You need to eat a variety of foods from the main food groups, including:
See the Eatwell Guide for more information about the types of food that should make up your diet and the proportions you should eat them in.
Speak to your GP or specialist if you have a health problem that means you're at an increased risk of malnutrition. You may have more complex dietary needs or may need to take supplements.
The main symptom of malnutrition (undernutrition) is unintended weight loss, although this isn't always obvious.
Most people who are malnourished will lose weight, but it is possible to be a healthy weight or even overweight and still be malnourished.
Someone could be malnourished if:
See your GP if you've unintentionally lost a lot of weight over the last few months.
If you notice a friend or family member has lost lots of weight, talk to them about your concerns and encourage them to get help.
Other signs of malnutrition include:
See your GP if you have these symptoms. If you notice these problems in someone else, try to encourage them to get help.
Symptoms of malnutrition in a child can include:
Contact your GP if you're concerned about your child's health or development at any point.
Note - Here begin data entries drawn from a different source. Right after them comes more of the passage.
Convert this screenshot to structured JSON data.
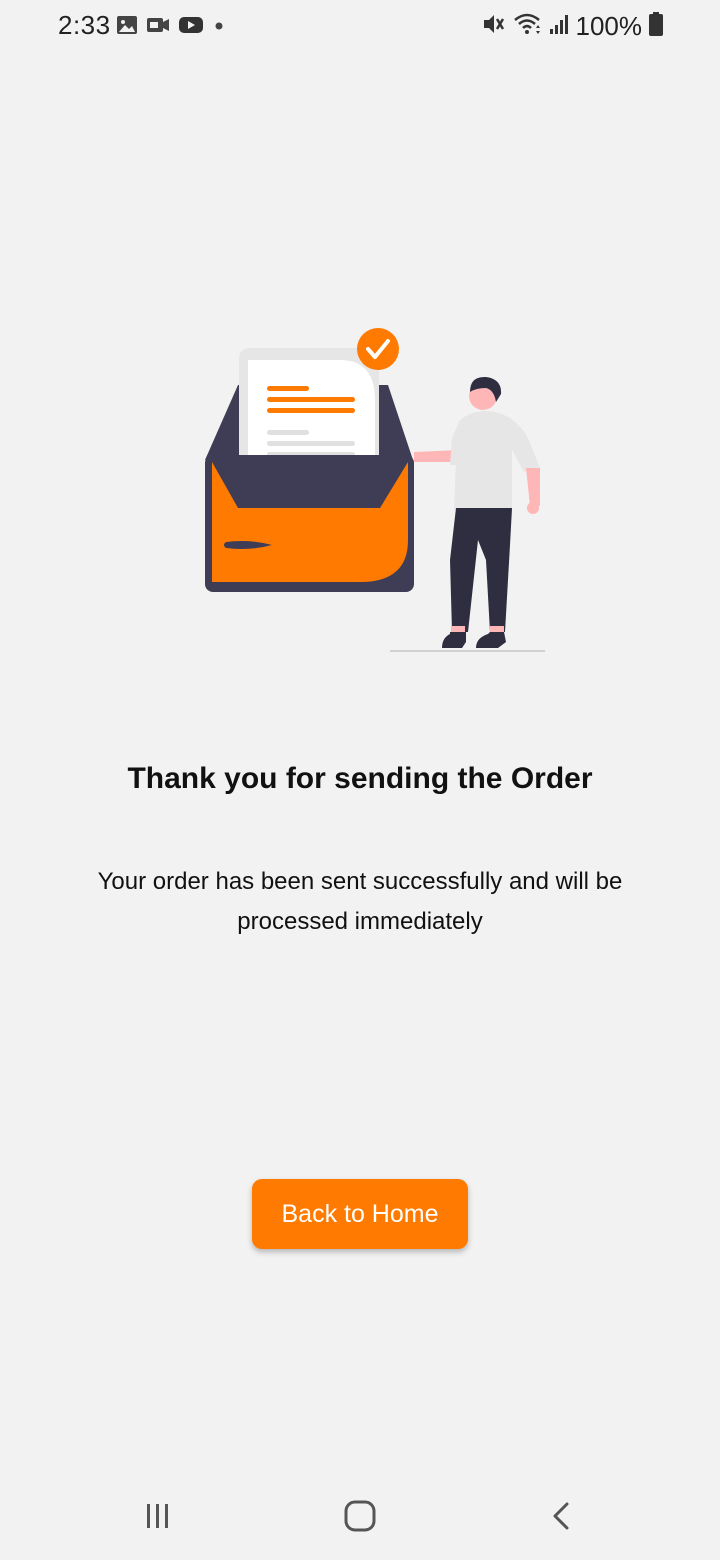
{
  "status_bar": {
    "time": "2:33",
    "battery_percent": "100%",
    "left_icons": [
      "image-icon",
      "camera-icon",
      "youtube-icon",
      "dot-icon"
    ],
    "right_icons": [
      "mute-icon",
      "wifi-icon",
      "signal-icon",
      "battery-icon"
    ]
  },
  "illustration": {
    "name": "order-sent-illustration",
    "colors": {
      "accent": "#ff7a00",
      "dark": "#3f3d56",
      "paper": "#ffffff",
      "paper_back": "#e6e6e6",
      "skin": "#ffb6b6",
      "pants": "#2f2e41",
      "shirt": "#e6e6e6"
    }
  },
  "main": {
    "title": "Thank you for sending the Order",
    "message": "Your order has been sent successfully and will be processed immediately",
    "button_label": "Back to Home"
  },
  "nav_bar": {
    "items": [
      "recent-apps-icon",
      "home-icon",
      "back-icon"
    ]
  },
  "colors": {
    "background": "#f2f2f2",
    "button": "#ff7a00",
    "button_text": "#ffffff"
  }
}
Malnutrition (undernutrition) is caused by a lack of nutrients in your diet, either due to a poor diet or problems absorbing nutrients from food.
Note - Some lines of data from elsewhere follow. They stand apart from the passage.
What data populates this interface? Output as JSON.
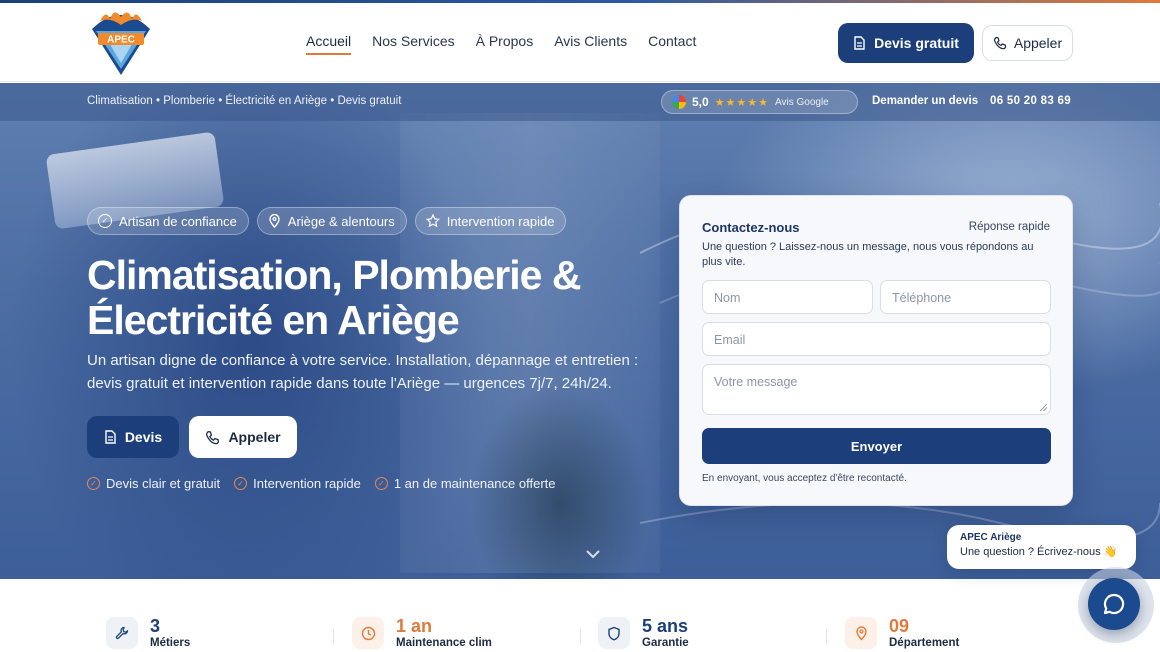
{
  "brand": {
    "logo_text": "APEC",
    "colors": {
      "primary": "#1c3f7c",
      "accent": "#e07a3a"
    }
  },
  "nav": {
    "items": [
      {
        "label": "Accueil",
        "active": true
      },
      {
        "label": "Nos Services",
        "active": false
      },
      {
        "label": "À Propos",
        "active": false
      },
      {
        "label": "Avis Clients",
        "active": false
      },
      {
        "label": "Contact",
        "active": false
      }
    ],
    "cta_devis": "Devis gratuit",
    "cta_appeler": "Appeler"
  },
  "subbar": {
    "crumb": "Climatisation • Plomberie • Électricité en Ariège • Devis gratuit",
    "rating_score": "5,0",
    "rating_stars": "★★★★★",
    "rating_source": "Avis Google",
    "ask_quote": "Demander un devis",
    "phone": "06 50 20 83 69"
  },
  "hero": {
    "chips": [
      "Artisan de confiance",
      "Ariège & alentours",
      "Intervention rapide"
    ],
    "title_line1": "Climatisation, Plomberie &",
    "title_line2": "Électricité en Ariège",
    "lead": "Un artisan digne de confiance à votre service. Installation, dépannage et entretien : devis gratuit et intervention rapide dans toute l'Ariège — urgences 7j/7, 24h/24.",
    "btn_devis": "Devis",
    "btn_appeler": "Appeler",
    "checks": [
      "Devis clair et gratuit",
      "Intervention rapide",
      "1 an de maintenance offerte"
    ]
  },
  "form": {
    "title": "Contactez-nous",
    "badge": "Réponse rapide",
    "description": "Une question ? Laissez-nous un message, nous vous répondons au plus vite.",
    "placeholders": {
      "name": "Nom",
      "phone": "Téléphone",
      "email": "Email",
      "message": "Votre message"
    },
    "submit": "Envoyer",
    "legal": "En envoyant, vous acceptez d'être recontacté."
  },
  "stats": [
    {
      "value": "3",
      "label": "Métiers",
      "icon": "wrench-icon",
      "color": "#1c3f7c"
    },
    {
      "value": "1 an",
      "label": "Maintenance clim",
      "icon": "clock-icon",
      "color": "#e07a3a"
    },
    {
      "value": "5 ans",
      "label": "Garantie",
      "icon": "shield-icon",
      "color": "#1c3f7c"
    },
    {
      "value": "09",
      "label": "Département",
      "icon": "location-pin-icon",
      "color": "#e07a3a"
    }
  ],
  "chat": {
    "title": "APEC Ariège",
    "message": "Une question ? Écrivez-nous 👋"
  }
}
Certain things can increase a person's risk of becoming malnourished.
Some conditions that can lead to malnutrition include:
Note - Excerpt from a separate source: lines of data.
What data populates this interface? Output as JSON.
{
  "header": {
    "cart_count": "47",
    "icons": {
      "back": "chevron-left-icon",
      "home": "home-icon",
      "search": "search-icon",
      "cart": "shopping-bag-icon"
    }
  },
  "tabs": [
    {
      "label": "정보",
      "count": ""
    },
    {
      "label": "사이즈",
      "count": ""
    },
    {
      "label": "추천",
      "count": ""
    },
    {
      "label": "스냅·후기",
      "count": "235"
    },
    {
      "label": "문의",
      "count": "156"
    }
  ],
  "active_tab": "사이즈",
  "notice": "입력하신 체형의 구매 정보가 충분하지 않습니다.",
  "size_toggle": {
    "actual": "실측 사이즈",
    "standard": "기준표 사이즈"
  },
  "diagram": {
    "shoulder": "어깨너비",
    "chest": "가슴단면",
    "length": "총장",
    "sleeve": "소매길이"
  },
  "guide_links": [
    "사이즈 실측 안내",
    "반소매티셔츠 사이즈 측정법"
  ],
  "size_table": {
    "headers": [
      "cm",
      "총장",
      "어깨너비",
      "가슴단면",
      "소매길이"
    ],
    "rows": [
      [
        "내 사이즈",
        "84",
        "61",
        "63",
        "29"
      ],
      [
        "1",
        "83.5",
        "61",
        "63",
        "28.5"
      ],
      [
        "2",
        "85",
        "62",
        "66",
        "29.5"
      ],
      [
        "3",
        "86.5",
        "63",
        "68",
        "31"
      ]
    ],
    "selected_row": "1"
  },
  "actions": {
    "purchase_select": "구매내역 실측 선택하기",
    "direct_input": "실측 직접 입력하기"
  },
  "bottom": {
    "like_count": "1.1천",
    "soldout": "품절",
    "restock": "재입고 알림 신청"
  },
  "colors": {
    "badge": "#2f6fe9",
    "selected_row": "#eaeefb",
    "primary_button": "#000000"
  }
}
You can also become malnourished if your body needs an increased amount of energy – for example, if it's healing after surgery or a serious injury such as a burn, or if you have involuntary movements such as a tremor.
Some types of medication may increase your risk of developing malnutrition.
Some medicines have unpleasant side effects – such as loss of appetite, diarrhoea or nausea – that could mean you eat less or don't absorb as many nutrients from your food.
The following factors can also contribute to malnutrition:
In the UK, malnutrition in children is commonly caused by long-term health conditions that:
Some children may become malnourished because of an eating disorder or a behavioural or psychological condition that means they avoid or refuse food.
Malnutrition as a result of a poor diet is rare in the UK, but may occur if a child is neglected, living in poverty or being abused. Call the NSPCC helpline on 0808 800 5000 if you're concerned about a child.
Treatment for malnutrition (undernutrition) depends on the underlying cause and how malnourished the person is.
They may be given advice to follow at home, or they may be supported at home by a dietitian or other qualified healthcare professional. In severe cases, treatment in hospital may be needed.
A dietitian will advise about dietary changes that can help.
They may create a tailored diet plan that ensures the person gets enough nutrients.
They may also suggest:
If these measures aren’t enough, taking extra nutrients in the form of supplements may be advised. These should only be taken on the advice of a healthcare professional
For more information and advice, see:
For people who are unable to eat enough to meet their body's needs – for example because they have swallowing problems – an alternative way of getting nutrients may be needed.
This can include:
These treatments are usually first started in hospital, but they can be continued at home if the person is well enough.
Read about how swallowing problems are treated for more information about these feeding methods.
Some people who are malnourished also need extra care to help them cope with underlying issues such as limited mobility.
This may include:
Read more about care and support for feeding and nutrition problems.
Malnutrition in children is often caused by long-term health conditions, for which hospital treatment is often needed. But this isn't the case for all children with malnutrition.
Treatment may involve:
Severely malnourished children need to be fed and rehydrated with great care so can't be given a normal diet straight away. They will usually need special care in hospital.
Once they're well enough, they can gradually return to a normal diet and continue this at home.
It's important that treatment is monitored regularly to make sure it's working. Regular weight and height measurements will be taken, with referral to specialist services if there's no improvement.